Statistics show that on average commercial fleets have a disturbing 20 percent yearly accident rate – and that human error is behind nearly 80% of all these accidents. A high-risk driver can cost your firm as much as $70,000 in a single accident. To put this into perspective: it’s nearly double the cost of the average workplace injury.
It shouldn’t come as a surprise, therefore, that fleet managers are under increasing pressure, not only to identify risky drivers, but also to boost safety levels by doing whatever is necessary to remedy the situation.
If the safety of your fleet is a top priority, it’s imperative to change the driver issues that are causing all these accidents. But where do you start? Continue reading to find out.
Start by identifying high-risk drivers
If you only have three vehicles in your fleet, you will already know which one of the three drivers is a higher risk than the others. If you have 300 vehicles, things are much more complex. Work methodically. Start by checking all the drivers’ accident histories. Also, check every vehicle record. This will help to identify those drivers who have been involved in the highest number of accidents or who have abnormally high numbers of traffic violations on their record.
Classify these drivers into risk categories
Let’s say that, after studying all the vehicle and driver records, a list of 40 drivers who have an above-average number of infractions on their record emerges. That does not mean they are all in the same risk category. The next step is to classify them into risk groups.
At the bottom would be those with one or two equipment violations. The next group could be those with three or four violations, including breaking traffic rules. In an even higher risk group could be those with more than four violations, including serious speeding and other moving violations.
Right at the top should be those who have committed serious offenses like driving under the influence, ignoring stop signs or traffic lights, or exceeding the speed limit by more than 25mph.
Train and re-train problem drivers
Once it becomes clear who the high-risk drivers are and where the problem areas lie, the next step is corrective training. Whether this happens online, behind the wheel, or in a classroom, it should specifically focus on eliminating problem areas.
Some issues can easily be fixed by making sure the drivers in question get a refresher course that covers topics such as following distances, the dangers of speeding, driving in bad weather, etc. In other cases, the driver might have to be monitored behind the wheel to pinpoint and eliminate bad driving habits.
Create a culture of safe driving in your firm
While a once-off ‘drive safely’ campaign might be useful, in the long run, more will be needed. To keep the issue of safe driving on your drivers’ minds, consider doing the following:
Involve managers. Managers are in closer contact with drivers than the top management team. Start by making sure safe driving is one of their top priorities and request them to regularly stress the importance of this whenever they are in contact with drivers.

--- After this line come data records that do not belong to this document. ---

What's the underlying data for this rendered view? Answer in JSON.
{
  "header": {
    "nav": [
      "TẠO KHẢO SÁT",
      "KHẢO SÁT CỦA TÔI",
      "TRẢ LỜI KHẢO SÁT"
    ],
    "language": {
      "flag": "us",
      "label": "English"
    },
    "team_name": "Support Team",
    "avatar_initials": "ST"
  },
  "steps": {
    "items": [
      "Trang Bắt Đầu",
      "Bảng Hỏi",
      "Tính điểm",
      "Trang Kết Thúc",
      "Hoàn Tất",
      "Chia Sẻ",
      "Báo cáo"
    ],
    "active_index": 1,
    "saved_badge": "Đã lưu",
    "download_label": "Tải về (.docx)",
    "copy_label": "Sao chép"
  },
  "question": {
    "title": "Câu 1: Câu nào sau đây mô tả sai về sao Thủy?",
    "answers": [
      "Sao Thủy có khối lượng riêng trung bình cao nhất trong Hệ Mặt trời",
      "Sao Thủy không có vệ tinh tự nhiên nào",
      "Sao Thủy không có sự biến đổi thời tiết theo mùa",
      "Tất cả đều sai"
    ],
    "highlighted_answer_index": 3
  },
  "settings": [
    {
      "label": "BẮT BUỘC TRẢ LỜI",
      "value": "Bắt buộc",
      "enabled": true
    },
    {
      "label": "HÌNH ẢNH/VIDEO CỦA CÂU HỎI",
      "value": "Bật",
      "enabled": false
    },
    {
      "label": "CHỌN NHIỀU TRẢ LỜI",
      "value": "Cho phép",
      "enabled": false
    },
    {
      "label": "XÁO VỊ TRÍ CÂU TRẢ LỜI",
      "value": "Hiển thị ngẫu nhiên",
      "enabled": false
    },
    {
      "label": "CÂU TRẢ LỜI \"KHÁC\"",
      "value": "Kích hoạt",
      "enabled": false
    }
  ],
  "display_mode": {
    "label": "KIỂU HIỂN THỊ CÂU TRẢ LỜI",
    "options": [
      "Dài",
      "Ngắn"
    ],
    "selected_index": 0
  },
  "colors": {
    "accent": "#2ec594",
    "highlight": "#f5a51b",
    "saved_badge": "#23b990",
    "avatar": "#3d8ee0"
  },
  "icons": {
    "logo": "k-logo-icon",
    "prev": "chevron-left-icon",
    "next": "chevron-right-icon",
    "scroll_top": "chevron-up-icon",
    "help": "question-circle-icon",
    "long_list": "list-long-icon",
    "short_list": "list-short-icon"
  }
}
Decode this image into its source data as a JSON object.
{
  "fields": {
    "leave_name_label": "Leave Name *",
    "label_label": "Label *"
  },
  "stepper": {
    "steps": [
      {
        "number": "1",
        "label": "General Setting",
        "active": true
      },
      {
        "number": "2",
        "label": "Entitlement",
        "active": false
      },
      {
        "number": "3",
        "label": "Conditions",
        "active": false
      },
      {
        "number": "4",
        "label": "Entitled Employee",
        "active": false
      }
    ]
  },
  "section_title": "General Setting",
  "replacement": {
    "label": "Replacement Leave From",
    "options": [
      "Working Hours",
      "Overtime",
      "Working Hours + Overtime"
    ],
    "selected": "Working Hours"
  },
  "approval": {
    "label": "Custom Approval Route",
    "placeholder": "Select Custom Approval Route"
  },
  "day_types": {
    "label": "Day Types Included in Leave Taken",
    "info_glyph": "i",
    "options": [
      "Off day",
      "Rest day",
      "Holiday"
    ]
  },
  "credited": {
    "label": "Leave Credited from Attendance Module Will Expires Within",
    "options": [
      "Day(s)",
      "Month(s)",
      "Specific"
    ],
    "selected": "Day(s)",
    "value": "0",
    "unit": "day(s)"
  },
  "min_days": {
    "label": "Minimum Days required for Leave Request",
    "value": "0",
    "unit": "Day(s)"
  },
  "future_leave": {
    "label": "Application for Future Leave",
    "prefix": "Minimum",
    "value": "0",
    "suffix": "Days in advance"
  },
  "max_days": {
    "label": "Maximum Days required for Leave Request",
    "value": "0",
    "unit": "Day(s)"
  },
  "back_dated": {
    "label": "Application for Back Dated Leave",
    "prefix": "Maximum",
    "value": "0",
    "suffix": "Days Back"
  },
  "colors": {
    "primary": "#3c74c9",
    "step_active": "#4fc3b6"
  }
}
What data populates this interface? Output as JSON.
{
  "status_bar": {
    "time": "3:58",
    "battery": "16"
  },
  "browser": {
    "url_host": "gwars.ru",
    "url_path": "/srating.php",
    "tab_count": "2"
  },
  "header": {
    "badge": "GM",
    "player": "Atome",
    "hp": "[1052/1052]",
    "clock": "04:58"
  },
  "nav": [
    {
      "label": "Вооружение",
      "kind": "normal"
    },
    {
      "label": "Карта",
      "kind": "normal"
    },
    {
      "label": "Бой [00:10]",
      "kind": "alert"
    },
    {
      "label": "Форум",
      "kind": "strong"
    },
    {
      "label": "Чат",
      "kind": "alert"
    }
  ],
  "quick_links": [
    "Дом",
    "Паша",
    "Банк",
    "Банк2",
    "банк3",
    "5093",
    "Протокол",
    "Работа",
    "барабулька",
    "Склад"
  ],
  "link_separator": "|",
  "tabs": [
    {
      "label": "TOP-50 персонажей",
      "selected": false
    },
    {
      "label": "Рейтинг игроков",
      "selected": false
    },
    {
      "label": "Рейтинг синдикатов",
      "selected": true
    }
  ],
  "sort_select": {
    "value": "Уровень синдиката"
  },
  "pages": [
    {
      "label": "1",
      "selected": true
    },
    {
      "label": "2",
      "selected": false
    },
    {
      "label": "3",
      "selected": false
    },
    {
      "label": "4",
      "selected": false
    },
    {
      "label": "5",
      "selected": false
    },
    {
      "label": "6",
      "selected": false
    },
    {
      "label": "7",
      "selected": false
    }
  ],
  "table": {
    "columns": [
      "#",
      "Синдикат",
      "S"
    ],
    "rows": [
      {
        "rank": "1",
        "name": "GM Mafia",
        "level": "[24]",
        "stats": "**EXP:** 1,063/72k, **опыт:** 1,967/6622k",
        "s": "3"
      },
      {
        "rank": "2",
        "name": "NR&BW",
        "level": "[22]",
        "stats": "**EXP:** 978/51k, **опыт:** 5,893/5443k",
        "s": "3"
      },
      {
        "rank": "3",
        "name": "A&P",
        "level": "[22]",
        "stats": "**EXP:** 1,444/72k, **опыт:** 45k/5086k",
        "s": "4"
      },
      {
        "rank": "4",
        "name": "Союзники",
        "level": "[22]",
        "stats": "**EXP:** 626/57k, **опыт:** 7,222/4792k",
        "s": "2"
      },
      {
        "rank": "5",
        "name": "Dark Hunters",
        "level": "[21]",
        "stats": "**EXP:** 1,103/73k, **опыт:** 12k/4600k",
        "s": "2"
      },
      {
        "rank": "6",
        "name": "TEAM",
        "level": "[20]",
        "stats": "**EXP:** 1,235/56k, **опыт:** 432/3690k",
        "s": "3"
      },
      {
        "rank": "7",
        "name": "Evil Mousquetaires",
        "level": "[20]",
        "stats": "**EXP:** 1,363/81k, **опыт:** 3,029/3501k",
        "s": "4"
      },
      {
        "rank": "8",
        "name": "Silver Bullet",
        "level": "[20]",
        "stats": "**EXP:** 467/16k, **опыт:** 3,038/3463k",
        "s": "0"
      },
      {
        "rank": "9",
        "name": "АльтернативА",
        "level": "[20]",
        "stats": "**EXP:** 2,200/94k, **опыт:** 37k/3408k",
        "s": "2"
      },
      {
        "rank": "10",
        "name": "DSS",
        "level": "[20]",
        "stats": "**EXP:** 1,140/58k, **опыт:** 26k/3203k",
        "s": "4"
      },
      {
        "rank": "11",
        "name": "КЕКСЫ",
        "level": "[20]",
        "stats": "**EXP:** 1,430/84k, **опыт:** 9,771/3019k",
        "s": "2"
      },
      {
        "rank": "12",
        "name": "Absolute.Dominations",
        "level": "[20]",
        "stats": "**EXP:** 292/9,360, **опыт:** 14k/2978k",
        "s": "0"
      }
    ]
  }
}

Safety meetings. Safe driving is important enough to warrant a regular meeting where you, for example, get someone from outside the firm to give a talk on this topic. It will also go a long way to keep safe driving on everyone’s mind.
Memos, emails, and newsletters. On their own, these are not enough. But when used as part of an ongoing safe driving campaign, they can help to keep the message alive. If one of your drivers, for example, celebrates 10 violation-free years, use one or more of these to make sure everyone knows about it.